Input data:
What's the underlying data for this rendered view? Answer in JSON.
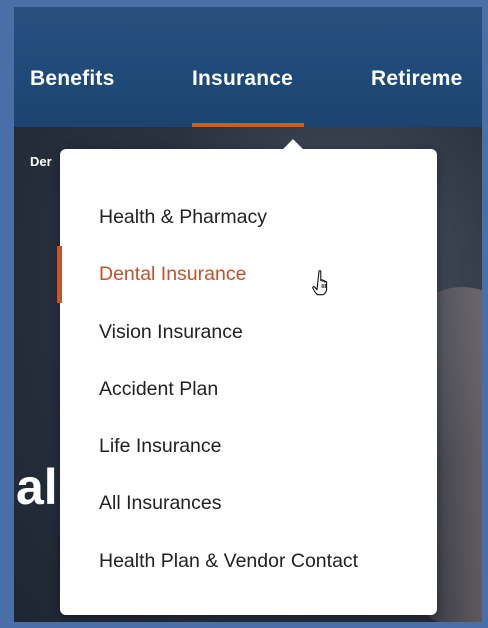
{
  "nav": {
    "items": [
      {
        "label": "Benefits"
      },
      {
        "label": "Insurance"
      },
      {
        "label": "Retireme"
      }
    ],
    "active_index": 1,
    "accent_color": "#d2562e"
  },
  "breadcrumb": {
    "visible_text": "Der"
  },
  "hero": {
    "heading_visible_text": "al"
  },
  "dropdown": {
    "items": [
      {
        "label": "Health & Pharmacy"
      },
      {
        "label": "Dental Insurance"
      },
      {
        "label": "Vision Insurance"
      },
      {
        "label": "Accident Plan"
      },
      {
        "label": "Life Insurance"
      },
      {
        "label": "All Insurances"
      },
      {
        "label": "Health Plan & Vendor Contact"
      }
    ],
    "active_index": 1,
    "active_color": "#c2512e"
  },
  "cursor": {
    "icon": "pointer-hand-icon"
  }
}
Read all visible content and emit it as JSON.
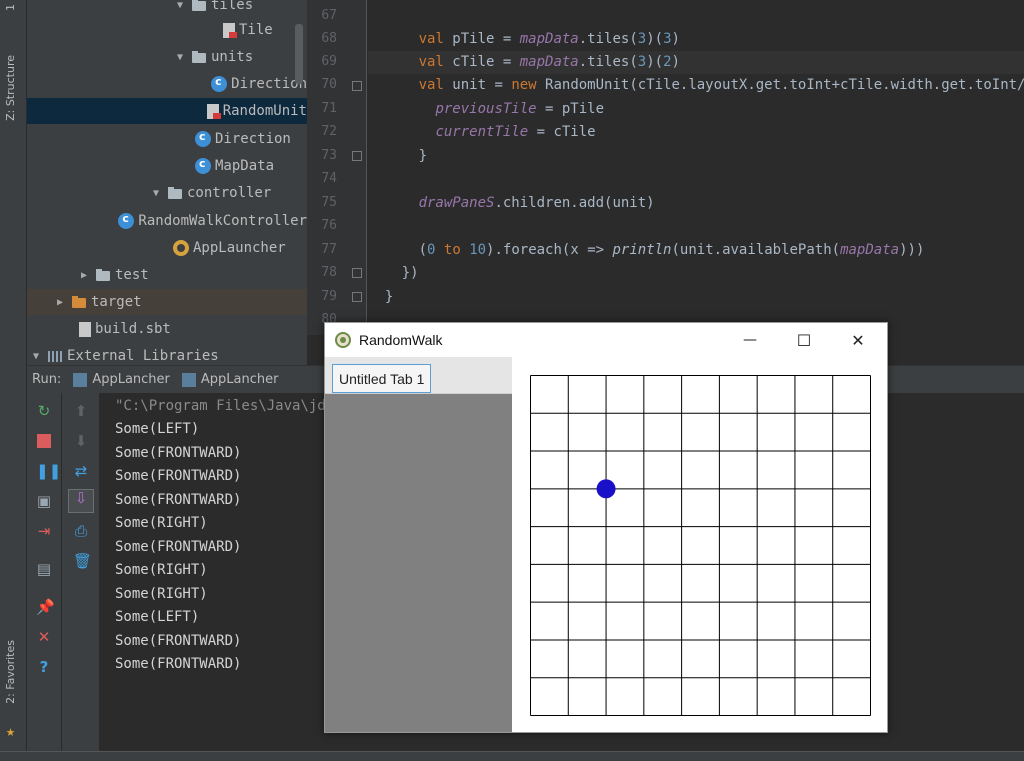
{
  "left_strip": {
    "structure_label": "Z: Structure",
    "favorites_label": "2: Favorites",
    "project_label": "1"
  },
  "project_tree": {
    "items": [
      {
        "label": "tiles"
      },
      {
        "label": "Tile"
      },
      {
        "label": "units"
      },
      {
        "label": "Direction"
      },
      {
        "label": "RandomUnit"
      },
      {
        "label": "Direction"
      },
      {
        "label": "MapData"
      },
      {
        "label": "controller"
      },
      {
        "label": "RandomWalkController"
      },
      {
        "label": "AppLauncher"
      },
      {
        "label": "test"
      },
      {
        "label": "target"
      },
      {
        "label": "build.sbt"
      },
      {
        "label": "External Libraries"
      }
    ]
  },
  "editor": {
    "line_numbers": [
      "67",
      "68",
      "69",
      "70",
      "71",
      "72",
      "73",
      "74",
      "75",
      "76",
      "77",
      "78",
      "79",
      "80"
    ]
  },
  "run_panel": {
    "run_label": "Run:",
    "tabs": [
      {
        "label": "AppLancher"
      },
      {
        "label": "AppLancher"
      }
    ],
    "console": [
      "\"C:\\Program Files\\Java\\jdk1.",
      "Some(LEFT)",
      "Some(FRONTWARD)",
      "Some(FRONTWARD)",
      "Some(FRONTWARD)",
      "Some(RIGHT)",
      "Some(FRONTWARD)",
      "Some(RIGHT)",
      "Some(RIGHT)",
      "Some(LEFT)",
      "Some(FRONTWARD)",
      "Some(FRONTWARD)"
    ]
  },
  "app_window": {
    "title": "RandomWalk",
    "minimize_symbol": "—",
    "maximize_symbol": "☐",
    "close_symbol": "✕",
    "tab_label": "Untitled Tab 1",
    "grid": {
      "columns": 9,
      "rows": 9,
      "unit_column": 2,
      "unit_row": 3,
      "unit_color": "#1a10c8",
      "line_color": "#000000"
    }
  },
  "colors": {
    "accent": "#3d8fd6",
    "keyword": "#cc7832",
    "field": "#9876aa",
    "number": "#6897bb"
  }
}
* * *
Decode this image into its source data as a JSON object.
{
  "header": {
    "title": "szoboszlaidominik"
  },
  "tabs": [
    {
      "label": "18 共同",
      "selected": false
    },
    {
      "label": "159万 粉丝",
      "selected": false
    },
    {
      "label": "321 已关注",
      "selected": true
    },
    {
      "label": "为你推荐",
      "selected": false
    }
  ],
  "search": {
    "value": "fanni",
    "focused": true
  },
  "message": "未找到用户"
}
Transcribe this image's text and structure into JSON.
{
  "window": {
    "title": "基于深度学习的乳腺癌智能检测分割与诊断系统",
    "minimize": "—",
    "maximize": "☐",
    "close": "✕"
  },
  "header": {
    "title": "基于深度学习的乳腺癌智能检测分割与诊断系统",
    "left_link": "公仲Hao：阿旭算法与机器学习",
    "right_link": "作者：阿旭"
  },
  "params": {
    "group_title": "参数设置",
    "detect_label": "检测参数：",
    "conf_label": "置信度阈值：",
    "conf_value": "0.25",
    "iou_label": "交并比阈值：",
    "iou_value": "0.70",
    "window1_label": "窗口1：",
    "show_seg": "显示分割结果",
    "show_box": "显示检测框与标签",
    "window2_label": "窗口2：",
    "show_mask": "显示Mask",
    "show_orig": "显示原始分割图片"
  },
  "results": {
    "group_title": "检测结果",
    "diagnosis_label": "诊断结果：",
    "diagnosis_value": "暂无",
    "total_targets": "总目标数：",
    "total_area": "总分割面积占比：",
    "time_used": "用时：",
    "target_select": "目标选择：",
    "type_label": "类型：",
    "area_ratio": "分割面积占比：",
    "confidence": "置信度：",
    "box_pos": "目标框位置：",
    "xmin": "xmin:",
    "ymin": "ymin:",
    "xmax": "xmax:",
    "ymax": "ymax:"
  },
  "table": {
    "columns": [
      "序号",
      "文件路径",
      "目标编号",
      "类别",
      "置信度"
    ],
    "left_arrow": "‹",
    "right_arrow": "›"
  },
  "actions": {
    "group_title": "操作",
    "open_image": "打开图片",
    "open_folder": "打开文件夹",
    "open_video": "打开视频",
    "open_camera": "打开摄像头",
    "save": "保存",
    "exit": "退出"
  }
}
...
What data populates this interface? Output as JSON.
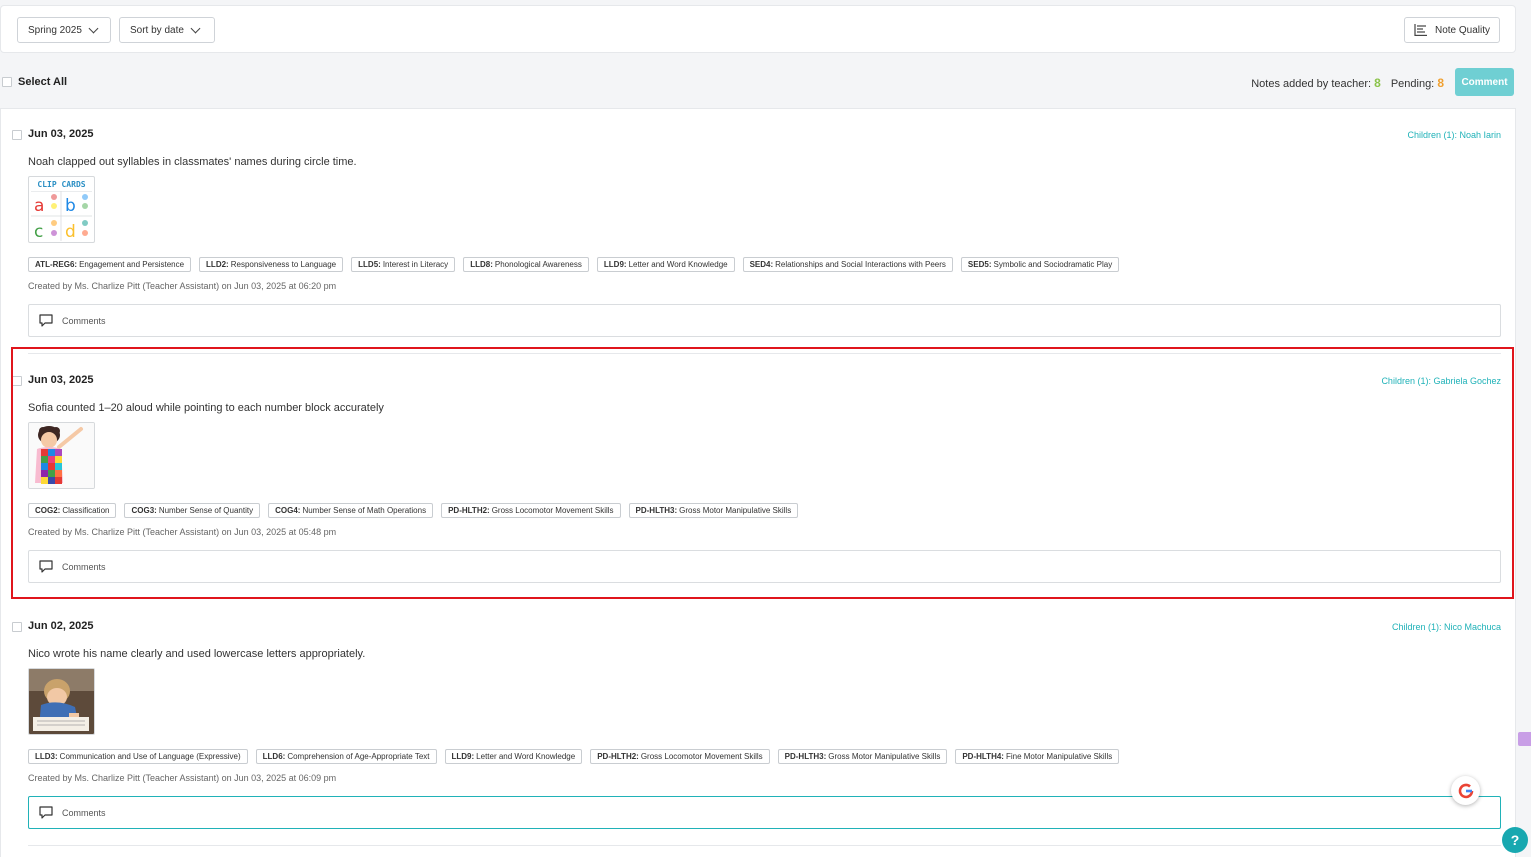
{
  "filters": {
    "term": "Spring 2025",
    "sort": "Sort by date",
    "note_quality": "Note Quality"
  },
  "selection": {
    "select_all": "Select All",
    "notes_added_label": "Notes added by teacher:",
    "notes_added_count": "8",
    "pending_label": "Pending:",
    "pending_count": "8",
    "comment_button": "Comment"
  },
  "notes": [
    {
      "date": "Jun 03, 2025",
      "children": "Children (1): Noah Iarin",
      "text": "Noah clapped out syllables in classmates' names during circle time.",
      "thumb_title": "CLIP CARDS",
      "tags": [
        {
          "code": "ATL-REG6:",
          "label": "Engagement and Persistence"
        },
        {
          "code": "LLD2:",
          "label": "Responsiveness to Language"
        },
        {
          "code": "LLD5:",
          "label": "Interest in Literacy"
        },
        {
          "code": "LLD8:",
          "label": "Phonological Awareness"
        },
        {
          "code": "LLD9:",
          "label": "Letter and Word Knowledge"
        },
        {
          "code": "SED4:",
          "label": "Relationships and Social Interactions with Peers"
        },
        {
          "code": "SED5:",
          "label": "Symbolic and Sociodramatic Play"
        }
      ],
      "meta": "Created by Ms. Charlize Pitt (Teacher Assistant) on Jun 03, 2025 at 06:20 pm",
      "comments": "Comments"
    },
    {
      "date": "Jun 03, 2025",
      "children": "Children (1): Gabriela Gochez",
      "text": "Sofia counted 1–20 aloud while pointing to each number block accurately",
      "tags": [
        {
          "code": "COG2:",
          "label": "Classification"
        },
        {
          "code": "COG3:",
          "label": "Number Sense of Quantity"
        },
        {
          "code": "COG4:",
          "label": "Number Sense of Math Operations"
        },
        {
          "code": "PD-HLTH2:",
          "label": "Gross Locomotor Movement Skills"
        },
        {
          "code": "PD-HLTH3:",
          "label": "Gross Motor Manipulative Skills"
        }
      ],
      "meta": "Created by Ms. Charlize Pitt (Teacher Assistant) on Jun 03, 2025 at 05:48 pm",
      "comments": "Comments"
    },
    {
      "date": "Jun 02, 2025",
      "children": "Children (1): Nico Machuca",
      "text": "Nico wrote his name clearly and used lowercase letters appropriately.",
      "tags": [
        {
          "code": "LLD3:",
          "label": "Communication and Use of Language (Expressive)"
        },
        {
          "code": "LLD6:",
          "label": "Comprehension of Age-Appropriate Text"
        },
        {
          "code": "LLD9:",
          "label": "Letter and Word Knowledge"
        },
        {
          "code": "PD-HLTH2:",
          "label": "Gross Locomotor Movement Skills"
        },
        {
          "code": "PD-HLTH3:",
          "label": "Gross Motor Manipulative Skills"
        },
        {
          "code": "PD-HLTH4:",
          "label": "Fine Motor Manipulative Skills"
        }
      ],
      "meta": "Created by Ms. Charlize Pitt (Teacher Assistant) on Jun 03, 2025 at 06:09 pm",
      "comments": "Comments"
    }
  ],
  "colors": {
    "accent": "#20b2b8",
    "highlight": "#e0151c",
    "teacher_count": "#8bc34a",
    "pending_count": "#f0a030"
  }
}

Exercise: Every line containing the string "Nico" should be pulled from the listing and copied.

Your response:
      "children": "Children (1): Nico Machuca",
      "text": "Nico wrote his name clearly and used lowercase letters appropriately.",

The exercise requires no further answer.